In a prepared statement Target explained: “The malware was discovered on our point-of-sale systems in our U.S. stores on December 15. At that time, we disabled the malicious code and immediately began notifying our card processors and the payment card networks.”
It is estimated that up to 40 million Target customers were affected and this incident is expected to result in losses of five million dollars nationwide.
The potential for harm to over 40 million consumers is exponential and includes the possibilities of:
• Credit card information being sold on the black market
• Drained bank accounts of consumer victims
• Extensive illegal charges to credit accounts
• New credit accounts opened with credit information

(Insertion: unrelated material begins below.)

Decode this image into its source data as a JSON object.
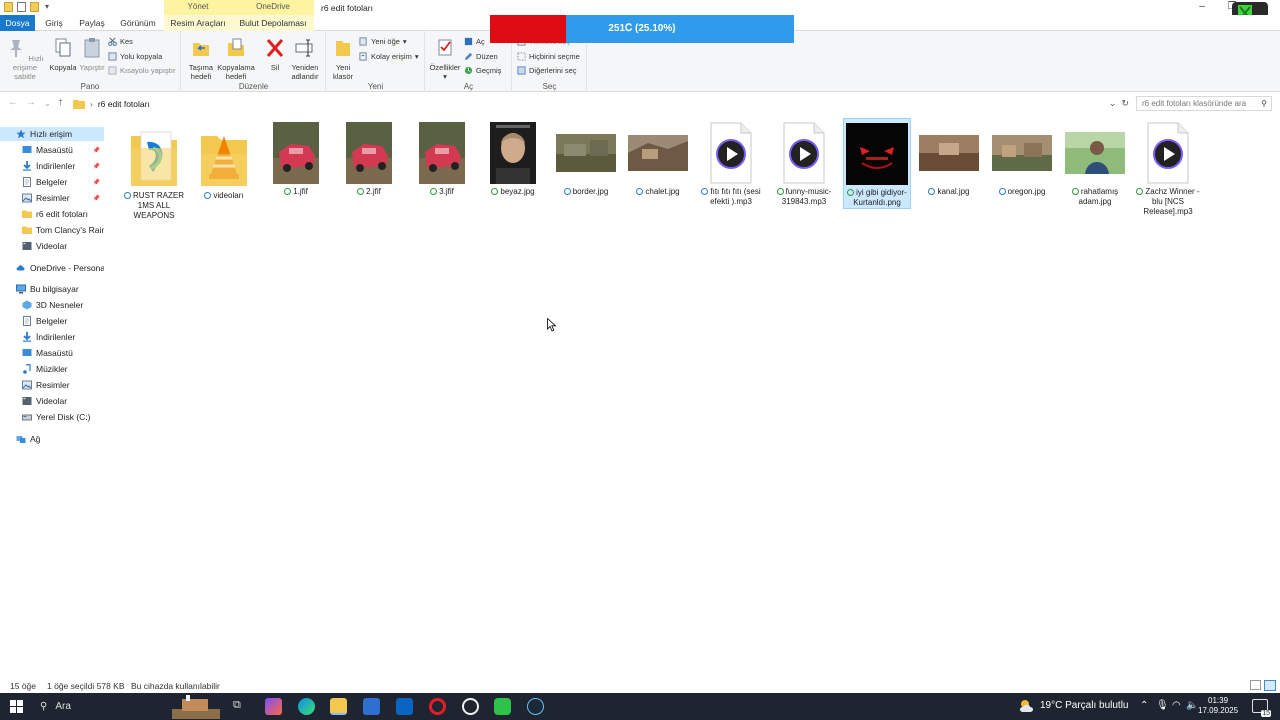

• Obtaining other personal information from the victims which can be used for fraudulent purposes such as: immigration fraud, obtaining government benefits, obtaining driver’s licenses, and filing fraudulent tax returns.
• Identity theft
The lawsuits are just beginning
A class action lawsuit has been filed by an Ohio woman against Target this week after her credit card information was stolen and her bank account was drained. The allegations made in the lawsuit include: negligence, violations of Ohio’s Consumer Sales Practices Act, and invasion of privacy. So far, in addition to this lawsuit, at least 15 other class action lawsuits have been filed in Illinois, Massachusetts, Rhode Island, California, Oregon, Alabama, and Colorado. And it is likely that before all is said and done many more lawsuits will be filed by other victims.
Companies need to act quickly and definitively
While it may be some time before we know the sequence of events and exactly what happened to cause such a security breach, Target is being criticized for not acting quickly enough. And the fact that, once the company did learn of the breach it offered prepared statements and a 10 percent discount to affected customers probably did little to repair its damaged reputation and legal liability. When disasters like this happen to a company it is imperative that they act quickly and definitively to:
• Fix the problem
• Inform its customers
• Repair the damage that has been caused
• Assess its legal liability
Avoid a legal disaster and talk to experienced NY business law attorney today
In a perfect world, a company would have policies and contingency plans in place that would predict and prevent such scenarios from happening. However, often times business owners assume such things will never happen to them. But disasters happen every day to businesses throughout the country. To discuss your policies and contingency plans or any other business matter contact an experienced NY business litigation attorney today.